The sudden end to his papacy presents the Vatican with a delicate choice: to elect a new pope who will represent continuity or one who will represent change. With the church declining in its former stronghold of Europe but finding its future in Latin America, Africa and Asia, pressure already was growing on the College of Cardinals — the global princes of the church — to break tradition by elevating a non-European pope.
Cardinal Donald Wuerl, archbishop of Washington, who last saw Benedict in Rome in October, said the announcement came as an “enormous surprise,’’ a statement that echoed sentiments worldwide.
“He presided at meeting after meeting after meeting,” Wuerl said. “There was no doubt that he was in full possession of his faculties.”
Benedict’s decision “says to me he is a very humble and honest person,” Wuerl added. “His love for the church is such that he has concluded it would be better not to try to lead this huge flock without the full strength of all of his energies.”
Some observers contend that the influence of the Vatican has receded under Benedict, in part because of his age but also because he operated in the shadow of his beloved and charismatic predecessor, John Paul II.
“He had a hard act to follow in John Paul, who was bigger than life,” said the Rev. Thomas Reese, a Catholic writer and former editor of America, a Catholic magazine. “Benedict suffered by comparison because he was much more shy, he wasn’t an actor, he preferred to write books and issue encyclicals rather than travel.”
Liberal Catholics have bemoaned his promotion of a generation of conservative bishops who believe that the church will hold together best if its teachings are communicated as black and white.
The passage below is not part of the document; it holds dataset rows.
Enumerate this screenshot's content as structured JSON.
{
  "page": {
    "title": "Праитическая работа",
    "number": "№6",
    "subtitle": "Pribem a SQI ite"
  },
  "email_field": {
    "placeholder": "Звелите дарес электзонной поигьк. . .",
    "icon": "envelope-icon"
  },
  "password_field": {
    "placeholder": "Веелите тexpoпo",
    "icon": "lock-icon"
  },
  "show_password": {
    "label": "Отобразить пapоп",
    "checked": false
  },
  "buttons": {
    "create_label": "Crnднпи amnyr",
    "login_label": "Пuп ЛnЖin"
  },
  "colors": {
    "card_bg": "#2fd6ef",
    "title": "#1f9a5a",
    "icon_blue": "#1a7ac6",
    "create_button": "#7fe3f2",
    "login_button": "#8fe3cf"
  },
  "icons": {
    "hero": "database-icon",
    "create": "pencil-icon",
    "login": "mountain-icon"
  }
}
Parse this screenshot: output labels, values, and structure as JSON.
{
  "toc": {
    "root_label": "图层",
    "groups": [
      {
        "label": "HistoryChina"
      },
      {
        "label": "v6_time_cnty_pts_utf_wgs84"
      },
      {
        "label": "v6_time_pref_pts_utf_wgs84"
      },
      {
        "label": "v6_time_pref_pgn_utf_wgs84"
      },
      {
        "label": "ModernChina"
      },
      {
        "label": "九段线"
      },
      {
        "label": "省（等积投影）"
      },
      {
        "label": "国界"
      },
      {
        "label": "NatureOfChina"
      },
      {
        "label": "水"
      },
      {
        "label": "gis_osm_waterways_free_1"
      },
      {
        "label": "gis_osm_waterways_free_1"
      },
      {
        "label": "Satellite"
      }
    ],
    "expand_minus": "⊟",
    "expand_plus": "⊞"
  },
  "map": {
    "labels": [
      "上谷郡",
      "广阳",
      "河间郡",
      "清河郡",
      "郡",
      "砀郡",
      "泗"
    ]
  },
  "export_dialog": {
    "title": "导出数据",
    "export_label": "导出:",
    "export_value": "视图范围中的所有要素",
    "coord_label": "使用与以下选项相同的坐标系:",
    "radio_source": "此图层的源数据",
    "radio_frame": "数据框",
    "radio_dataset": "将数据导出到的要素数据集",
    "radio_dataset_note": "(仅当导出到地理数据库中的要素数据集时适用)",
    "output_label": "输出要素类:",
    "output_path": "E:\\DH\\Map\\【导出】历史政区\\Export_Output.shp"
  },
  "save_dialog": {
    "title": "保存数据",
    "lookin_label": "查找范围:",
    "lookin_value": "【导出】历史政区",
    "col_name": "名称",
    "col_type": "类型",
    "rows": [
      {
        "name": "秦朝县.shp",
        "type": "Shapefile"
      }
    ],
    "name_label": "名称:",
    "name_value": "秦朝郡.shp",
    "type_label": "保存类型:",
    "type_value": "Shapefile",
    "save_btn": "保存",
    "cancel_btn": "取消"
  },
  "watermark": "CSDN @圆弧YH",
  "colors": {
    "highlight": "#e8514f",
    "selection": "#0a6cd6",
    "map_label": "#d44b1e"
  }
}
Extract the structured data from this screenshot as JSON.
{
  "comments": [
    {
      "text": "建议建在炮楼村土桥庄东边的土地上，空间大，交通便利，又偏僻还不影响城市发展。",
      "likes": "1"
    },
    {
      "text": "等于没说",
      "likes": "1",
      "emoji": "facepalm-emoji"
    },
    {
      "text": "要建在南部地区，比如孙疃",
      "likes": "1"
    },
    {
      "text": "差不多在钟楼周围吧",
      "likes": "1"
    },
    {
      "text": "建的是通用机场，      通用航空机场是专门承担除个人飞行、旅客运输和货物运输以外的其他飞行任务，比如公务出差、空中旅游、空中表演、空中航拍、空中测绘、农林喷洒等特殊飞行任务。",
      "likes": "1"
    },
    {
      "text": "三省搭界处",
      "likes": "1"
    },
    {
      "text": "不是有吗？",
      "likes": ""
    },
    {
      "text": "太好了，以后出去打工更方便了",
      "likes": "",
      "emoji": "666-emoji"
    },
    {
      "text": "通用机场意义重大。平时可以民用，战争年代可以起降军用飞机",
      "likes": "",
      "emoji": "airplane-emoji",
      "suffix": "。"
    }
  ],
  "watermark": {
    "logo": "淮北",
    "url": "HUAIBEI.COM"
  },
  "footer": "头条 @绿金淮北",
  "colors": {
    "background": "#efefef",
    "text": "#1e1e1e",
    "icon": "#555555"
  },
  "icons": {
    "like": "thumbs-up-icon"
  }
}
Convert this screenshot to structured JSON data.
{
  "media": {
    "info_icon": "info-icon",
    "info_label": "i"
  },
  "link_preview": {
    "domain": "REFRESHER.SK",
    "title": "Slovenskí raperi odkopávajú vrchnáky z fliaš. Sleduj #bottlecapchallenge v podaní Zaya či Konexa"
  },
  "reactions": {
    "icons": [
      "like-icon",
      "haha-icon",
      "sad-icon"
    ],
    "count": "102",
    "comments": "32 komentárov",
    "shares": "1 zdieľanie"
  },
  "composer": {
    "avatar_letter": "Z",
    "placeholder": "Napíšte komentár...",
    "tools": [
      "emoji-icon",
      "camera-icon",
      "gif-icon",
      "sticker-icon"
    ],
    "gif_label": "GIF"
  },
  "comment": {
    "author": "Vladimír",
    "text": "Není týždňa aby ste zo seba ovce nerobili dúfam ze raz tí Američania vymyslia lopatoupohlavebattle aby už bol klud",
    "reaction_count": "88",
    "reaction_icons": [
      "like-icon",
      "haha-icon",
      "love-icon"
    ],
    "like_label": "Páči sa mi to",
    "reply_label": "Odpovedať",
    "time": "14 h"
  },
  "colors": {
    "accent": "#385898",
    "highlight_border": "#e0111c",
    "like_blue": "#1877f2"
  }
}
A symbol to them has been the crackdown on the largest group of U.S. nuns, who the Vatican said were straying too far in their writings and lectures about homosexuality and contraception.
Traditional Catholics, however, celebrated his focus on orthodoxy.
“If you don’t sell full-throttle Catholicism, people are not going to buy it,” said George Weigel, who has written books about the church and the pope. “Everyone knows the whole package is more compelling and interesting than some sort of Catholic hors d’oeuvres that leave you hungry.”
Boorstein reported from Washington. Michael Birnbaum and Petra Krischok in Berlin, Eliza Mackintosh in London and James Arkin in Washington contributed to this report.